Whitmore, and others today, are trying to open our eyes to the power that mean people have on social media and in several forms of journalism. Several people feel strongly that, while Caroline Flack may have had mental health issues and other pressures about which none of us know, the various media posts and articles highlighting her problems were unkind, unnecessary, and might have contributed to her desperation. It is certainly true that there are many cowards who hide behind their keyboards spewing vitriol anonymously at public and private people. There is also the tabloid mentality, that preys on our weakness for gossip, for which we too need to take some responsibility.
It so happens that while catching up on my Daf Yomi today, I came across the following statement by the rabbis of the Talmud in yesterday's section:
“it is preferable for one to throw oneself into a fiery furnace rather than humiliate another in public.” (Berachot 43b)
It stands out for me today for two reasons: first of all, it is not new that humans seek to humiliate each other in public. It is only the medium that may have changed. And if our ancestors thought it necessary to teach such a teaching, that suggests it was getting out of hand for them also.
Secondly, when will we learn? If public humiliation has been a perennial problem for people, and humans have always suffered and inflicted suffering in this way, when is it going to stop? Could it be that WE are the ones who finally sort it out?
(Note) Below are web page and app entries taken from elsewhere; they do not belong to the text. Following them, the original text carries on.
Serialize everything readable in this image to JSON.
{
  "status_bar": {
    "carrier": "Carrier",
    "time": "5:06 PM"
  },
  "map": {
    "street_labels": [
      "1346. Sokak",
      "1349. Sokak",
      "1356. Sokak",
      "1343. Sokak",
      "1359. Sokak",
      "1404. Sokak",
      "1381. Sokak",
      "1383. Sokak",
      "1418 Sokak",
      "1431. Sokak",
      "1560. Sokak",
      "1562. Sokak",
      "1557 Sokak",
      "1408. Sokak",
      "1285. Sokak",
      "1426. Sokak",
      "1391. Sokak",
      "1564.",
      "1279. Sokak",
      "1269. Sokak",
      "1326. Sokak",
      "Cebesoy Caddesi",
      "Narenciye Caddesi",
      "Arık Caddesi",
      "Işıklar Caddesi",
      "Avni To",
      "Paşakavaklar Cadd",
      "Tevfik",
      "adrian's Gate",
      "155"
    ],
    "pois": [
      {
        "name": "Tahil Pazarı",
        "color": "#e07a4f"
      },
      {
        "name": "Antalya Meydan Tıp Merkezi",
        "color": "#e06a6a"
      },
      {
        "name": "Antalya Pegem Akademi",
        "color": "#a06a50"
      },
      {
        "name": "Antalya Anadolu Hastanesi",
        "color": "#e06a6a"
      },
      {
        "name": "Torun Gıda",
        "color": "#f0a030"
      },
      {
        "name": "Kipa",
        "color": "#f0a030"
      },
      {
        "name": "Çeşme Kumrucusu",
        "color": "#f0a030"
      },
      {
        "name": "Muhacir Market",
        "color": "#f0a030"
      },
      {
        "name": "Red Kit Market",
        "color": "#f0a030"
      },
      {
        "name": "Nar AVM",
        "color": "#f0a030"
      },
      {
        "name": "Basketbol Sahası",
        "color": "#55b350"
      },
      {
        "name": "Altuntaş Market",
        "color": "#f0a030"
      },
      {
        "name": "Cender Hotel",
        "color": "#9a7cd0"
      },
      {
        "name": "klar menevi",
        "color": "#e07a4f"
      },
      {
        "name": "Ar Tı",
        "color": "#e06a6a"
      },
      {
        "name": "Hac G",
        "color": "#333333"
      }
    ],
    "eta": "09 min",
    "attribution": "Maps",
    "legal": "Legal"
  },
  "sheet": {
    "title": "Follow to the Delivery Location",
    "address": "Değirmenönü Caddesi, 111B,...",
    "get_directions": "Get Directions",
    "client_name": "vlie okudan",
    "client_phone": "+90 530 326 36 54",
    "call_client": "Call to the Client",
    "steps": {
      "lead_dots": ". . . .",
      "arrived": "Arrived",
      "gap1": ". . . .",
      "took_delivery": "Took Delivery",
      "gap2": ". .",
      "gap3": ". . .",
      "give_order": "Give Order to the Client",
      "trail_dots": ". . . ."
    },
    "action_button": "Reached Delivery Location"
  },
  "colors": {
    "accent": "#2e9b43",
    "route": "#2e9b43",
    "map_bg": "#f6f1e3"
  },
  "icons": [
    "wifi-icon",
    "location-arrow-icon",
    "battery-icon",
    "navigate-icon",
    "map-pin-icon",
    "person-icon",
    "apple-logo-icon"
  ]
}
Be kind. Be kind. Be kind. And if you are already a kind person, thank you, and is it possible to be even kinder?